• **ASSIGNMENT**:
Leave out the images and output the records word for word.
━━━━━━━━━━━━━━━━
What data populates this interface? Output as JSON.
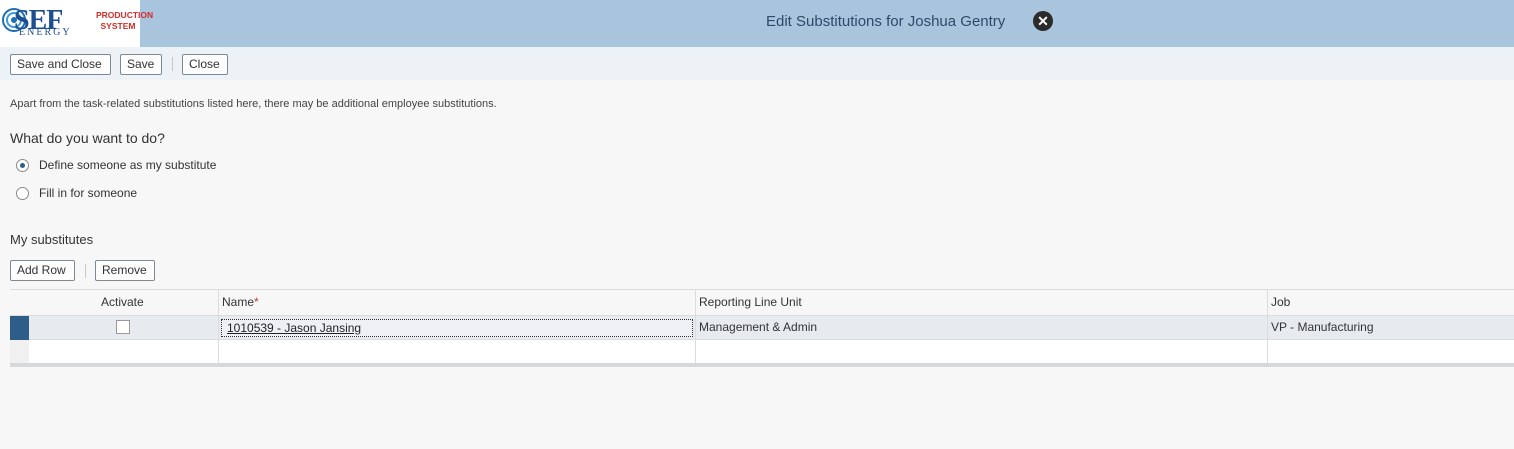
{
  "logo": {
    "mark": "SEF",
    "sub": "ENERGY",
    "line1": "PRODUCTION",
    "line2": "SYSTEM"
  },
  "header": {
    "title": "Edit Substitutions for Joshua Gentry",
    "close_icon": "close-circle-icon"
  },
  "toolbar": {
    "save_close_label": "Save and Close",
    "save_label": "Save",
    "close_label": "Close"
  },
  "info_text": "Apart from the task-related substitutions listed here, there may be additional employee substitutions.",
  "question": "What do you want to do?",
  "options": [
    {
      "label": "Define someone as my substitute",
      "selected": true
    },
    {
      "label": "Fill in for someone",
      "selected": false
    }
  ],
  "section_title": "My substitutes",
  "table_toolbar": {
    "add_row_label": "Add Row",
    "remove_label": "Remove"
  },
  "table": {
    "columns": [
      "Activate",
      "Name",
      "Reporting Line Unit",
      "Job"
    ],
    "required_marker": "*",
    "rows": [
      {
        "activate": false,
        "name": "1010539 - Jason Jansing",
        "reporting_line_unit": "Management & Admin",
        "job": "VP - Manufacturing"
      }
    ]
  },
  "colors": {
    "header_bg": "#a9c4dd",
    "toolbar_bg": "#edf2f6",
    "selected_row_marker": "#2f5d8a"
  }
}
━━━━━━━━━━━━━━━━
• **TASK RESPONSE**:
What data populates this interface? Output as JSON.
{
  "logo": {
    "mark": "SEF",
    "sub": "ENERGY",
    "line1": "PRODUCTION",
    "line2": "SYSTEM"
  },
  "header": {
    "title": "Edit Substitutions for Joshua Gentry",
    "close_icon": "close-circle-icon"
  },
  "toolbar": {
    "save_close_label": "Save and Close",
    "save_label": "Save",
    "close_label": "Close"
  },
  "info_text": "Apart from the task-related substitutions listed here, there may be additional employee substitutions.",
  "question": "What do you want to do?",
  "options": [
    {
      "label": "Define someone as my substitute",
      "selected": true
    },
    {
      "label": "Fill in for someone",
      "selected": false
    }
  ],
  "section_title": "My substitutes",
  "table_toolbar": {
    "add_row_label": "Add Row",
    "remove_label": "Remove"
  },
  "table": {
    "columns": [
      "Activate",
      "Name",
      "Reporting Line Unit",
      "Job"
    ],
    "required_marker": "*",
    "rows": [
      {
        "activate": false,
        "name": "1010539 - Jason Jansing",
        "reporting_line_unit": "Management & Admin",
        "job": "VP - Manufacturing"
      }
    ]
  },
  "colors": {
    "header_bg": "#a9c4dd",
    "toolbar_bg": "#edf2f6",
    "selected_row_marker": "#2f5d8a"
  }
}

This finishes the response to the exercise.